Basically, riders in just about an hour have climbed about 2000 feet, the air is getting thinner and no one has realized the slight headache yet. Plus by now everyone is tired. The thought of still having to cross another pass is looming in the head. Apart from the human body suffering from symptoms of AMS, the motorcycle will also under-perform in such conditions. A ‘critical battery’ popup would be very appropriate here!

One of our group rider encountered the classic symptoms of AMS, usually accompanied by headache, nausea, dizziness and vomiting.  We realized this when we reached a makeshift tent at Whiskey Nullah. We met a couple of other groups there, and almost all of them had one or two people suffering from AMS.  On my husband’s last trip too they had riders from the group needing oxygen.  The best way to avoid AMS is to drink plenty of water. The oxygen levels are low and H2O is 1/3 part oxygen, this is exactly what I was told at the Medical Aid room in Pang. (More about that on Day 4).

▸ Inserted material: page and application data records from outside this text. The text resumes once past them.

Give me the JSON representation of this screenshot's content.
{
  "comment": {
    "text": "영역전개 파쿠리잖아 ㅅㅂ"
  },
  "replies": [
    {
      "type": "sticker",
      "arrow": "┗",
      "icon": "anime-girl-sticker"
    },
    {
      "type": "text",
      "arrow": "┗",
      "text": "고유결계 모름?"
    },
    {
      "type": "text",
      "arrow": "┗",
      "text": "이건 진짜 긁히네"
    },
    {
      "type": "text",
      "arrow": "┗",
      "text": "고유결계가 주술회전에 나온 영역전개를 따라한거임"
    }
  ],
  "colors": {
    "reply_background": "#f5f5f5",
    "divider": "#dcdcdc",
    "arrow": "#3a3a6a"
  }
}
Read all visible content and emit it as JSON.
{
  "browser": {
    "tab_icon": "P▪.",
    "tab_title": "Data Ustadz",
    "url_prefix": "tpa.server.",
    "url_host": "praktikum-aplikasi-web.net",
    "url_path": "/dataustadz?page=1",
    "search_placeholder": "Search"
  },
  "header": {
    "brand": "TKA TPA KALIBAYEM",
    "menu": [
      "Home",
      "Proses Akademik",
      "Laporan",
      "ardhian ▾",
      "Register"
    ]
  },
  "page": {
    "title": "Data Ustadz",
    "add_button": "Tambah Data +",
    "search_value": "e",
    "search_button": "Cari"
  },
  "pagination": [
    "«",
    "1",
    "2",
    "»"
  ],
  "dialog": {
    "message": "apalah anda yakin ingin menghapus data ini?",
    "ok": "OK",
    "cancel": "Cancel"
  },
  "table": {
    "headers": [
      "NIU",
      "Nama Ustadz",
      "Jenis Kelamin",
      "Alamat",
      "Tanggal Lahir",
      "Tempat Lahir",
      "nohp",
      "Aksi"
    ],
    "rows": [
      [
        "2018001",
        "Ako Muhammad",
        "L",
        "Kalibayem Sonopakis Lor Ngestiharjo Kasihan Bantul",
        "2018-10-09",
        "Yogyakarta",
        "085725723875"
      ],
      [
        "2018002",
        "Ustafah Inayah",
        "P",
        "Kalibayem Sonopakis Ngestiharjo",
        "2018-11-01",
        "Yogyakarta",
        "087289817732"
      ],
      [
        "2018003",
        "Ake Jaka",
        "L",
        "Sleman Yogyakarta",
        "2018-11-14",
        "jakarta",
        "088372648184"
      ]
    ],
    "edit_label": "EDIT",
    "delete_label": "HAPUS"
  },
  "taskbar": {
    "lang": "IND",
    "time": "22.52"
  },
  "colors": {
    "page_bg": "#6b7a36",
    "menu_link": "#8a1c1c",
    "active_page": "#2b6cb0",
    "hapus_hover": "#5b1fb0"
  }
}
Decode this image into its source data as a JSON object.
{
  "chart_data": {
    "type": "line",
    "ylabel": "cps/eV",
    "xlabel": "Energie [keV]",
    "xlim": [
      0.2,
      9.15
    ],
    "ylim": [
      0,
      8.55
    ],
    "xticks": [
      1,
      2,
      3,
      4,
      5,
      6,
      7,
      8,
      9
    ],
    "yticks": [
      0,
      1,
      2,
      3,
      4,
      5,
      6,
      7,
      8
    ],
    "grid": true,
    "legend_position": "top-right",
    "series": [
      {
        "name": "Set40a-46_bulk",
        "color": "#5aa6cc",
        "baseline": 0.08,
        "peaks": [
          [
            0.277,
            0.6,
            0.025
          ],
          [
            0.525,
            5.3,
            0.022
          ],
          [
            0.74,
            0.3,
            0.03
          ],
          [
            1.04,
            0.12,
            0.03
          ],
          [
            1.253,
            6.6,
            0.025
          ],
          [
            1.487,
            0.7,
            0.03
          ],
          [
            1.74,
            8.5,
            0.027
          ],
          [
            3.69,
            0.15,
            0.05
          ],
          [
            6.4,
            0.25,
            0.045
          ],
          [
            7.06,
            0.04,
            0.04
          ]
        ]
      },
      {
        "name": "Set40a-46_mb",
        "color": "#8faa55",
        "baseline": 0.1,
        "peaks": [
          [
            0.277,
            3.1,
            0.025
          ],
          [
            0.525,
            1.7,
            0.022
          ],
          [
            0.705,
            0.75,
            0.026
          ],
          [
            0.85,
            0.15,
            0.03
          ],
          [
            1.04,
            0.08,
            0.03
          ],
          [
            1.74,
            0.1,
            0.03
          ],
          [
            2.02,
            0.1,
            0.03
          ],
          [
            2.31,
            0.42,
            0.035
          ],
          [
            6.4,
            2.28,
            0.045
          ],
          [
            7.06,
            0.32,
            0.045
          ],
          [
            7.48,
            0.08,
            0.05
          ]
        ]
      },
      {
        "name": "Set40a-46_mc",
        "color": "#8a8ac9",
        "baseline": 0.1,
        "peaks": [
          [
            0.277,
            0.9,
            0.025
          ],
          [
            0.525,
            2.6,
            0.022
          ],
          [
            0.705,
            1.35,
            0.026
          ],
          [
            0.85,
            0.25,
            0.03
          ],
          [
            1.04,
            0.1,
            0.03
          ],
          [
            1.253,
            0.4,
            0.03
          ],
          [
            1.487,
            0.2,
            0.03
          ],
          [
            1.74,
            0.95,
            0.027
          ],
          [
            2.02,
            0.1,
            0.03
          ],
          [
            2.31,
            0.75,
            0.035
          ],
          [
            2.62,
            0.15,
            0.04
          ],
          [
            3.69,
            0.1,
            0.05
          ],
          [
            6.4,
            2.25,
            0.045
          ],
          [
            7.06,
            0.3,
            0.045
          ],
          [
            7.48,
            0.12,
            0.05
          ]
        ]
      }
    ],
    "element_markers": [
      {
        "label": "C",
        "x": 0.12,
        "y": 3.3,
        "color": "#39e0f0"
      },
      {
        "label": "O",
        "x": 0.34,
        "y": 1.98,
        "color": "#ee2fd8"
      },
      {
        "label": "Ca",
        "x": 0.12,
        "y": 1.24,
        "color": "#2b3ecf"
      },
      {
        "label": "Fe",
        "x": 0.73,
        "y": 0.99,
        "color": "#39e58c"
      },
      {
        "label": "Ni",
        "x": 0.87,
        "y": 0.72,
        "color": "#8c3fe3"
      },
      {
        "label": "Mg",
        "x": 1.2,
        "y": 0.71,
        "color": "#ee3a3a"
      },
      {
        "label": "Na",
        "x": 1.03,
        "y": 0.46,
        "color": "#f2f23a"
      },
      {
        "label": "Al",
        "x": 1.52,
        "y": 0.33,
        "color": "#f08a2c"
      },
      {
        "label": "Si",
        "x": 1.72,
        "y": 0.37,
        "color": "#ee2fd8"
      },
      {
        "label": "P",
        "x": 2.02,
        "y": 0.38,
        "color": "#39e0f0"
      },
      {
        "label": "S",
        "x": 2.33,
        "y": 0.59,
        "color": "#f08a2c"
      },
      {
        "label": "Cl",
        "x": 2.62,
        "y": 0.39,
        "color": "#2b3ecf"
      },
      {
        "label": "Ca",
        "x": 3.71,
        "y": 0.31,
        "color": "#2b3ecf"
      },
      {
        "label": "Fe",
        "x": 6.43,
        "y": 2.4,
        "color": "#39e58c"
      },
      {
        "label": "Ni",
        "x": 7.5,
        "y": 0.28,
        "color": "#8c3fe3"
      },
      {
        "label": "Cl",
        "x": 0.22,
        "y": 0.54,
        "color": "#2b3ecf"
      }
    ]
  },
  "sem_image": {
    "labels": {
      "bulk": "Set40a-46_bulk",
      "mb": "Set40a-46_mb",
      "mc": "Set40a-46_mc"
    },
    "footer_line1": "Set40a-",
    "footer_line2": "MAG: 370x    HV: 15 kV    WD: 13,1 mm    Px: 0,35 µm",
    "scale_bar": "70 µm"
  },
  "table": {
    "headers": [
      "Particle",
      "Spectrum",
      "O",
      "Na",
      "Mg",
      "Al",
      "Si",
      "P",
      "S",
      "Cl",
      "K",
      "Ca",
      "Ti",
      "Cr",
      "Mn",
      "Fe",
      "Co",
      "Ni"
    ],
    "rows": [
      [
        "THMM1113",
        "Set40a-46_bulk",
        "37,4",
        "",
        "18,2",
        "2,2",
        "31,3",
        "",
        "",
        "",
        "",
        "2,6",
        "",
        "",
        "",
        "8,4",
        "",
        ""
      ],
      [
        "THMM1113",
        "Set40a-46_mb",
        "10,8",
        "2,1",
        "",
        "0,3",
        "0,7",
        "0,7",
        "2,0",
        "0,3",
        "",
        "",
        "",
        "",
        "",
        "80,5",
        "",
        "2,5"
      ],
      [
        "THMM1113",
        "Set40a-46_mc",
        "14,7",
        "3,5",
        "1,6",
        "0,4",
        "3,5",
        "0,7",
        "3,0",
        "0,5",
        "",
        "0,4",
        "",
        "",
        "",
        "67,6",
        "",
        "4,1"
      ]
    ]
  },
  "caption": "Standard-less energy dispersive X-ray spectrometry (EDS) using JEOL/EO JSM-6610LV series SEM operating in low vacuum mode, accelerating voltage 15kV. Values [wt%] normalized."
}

The tent owner gave us some hot lemon tea and made all of us have some glucose biscuits. We rested for a while till our friend felt a little better, but we were not sure if he was well enough to ride.  It was getting dark and we had to make some decisions – stay the night in the tent or move on. There was just one thought in our minds. Pang was just 30 km and medical aid was easier to get there. It was about mind over matter. We decided – we must reach Pang.

Although we had gathered courage and motivated each other as much as possible, things were not going to be easy. We had to deal with innumerable streams running with freezing cold water from the melting snow. The second halves of the day have the maximum streams flowing untamed on the road. The wind was howling and the temperature was reaching icy cold levels.

 

Whiskey Nullah to Pang (About 30 Km)

We crossed the Lachungla pass a tad bit higher (16616 ft) than BaralachLa within half an hour of starting from Whisky Nullah. The roads, or what was left of them were of no help and at our top speed of 30 km/h we were making slow progress.

As if things were not bad enough we encountered the deadliest water crossing yet. What makes a water crossing dangerous is not the length or the depth as much as the speed of the water. This was a raging river and deep. There was an abandoned truck on one side and a narrow gap for us to ride, naturally!

Can you hear the horror movie soundtrack yet? Listen intently to the gushing stream sound effects, howling winds and 4 bikers looking to the left and right? Now what??

Well, nothing much. The pillions took of their shoes, rolled up their jeans and walked across the icy cold water. Took out the cameras and put it on video mode. The bikers took a deep breath and maneuvered the bikes to the best of their abilities across the ragging river. We all made it.

We got to know the next morning that a lot of other bikers got stuck there at night and the Army guys at Pang had to send reinforcements to help them out. The Army, BRO and other defence forces of our country are just AWESOME. I don’t think I say it often enough.

Apart from the excitement of all the water crossings, working under time constraints and a headache from AMS, the ride is ‘Pure Bliss‘. The landscapes en route to Pang are breathtaking. It’s like you have landed on the moon or on the sets of Chronicles of Narnia /LOTR.

 

We saw some frozen waterfalls, amazing wind eroded Bagha Canyon walls and lots of dry arid features, tunnels and some things I can’t describe.

We finally reached the Army Transit camp at Pang, our destination for the day. A visit to the medical facility for a dose of pure oxygen, then dinner and off to bed. We could hardly move and the men in the Army unit were playing cricket. We didn’t even have the energy to think – HOW?

We had completed half of our six day vacation and in a couple of hours we would be starting the journey towards the highest motorable pass in the world.

 

(c) Photographs by Sharninder Khera and Nitin Joshi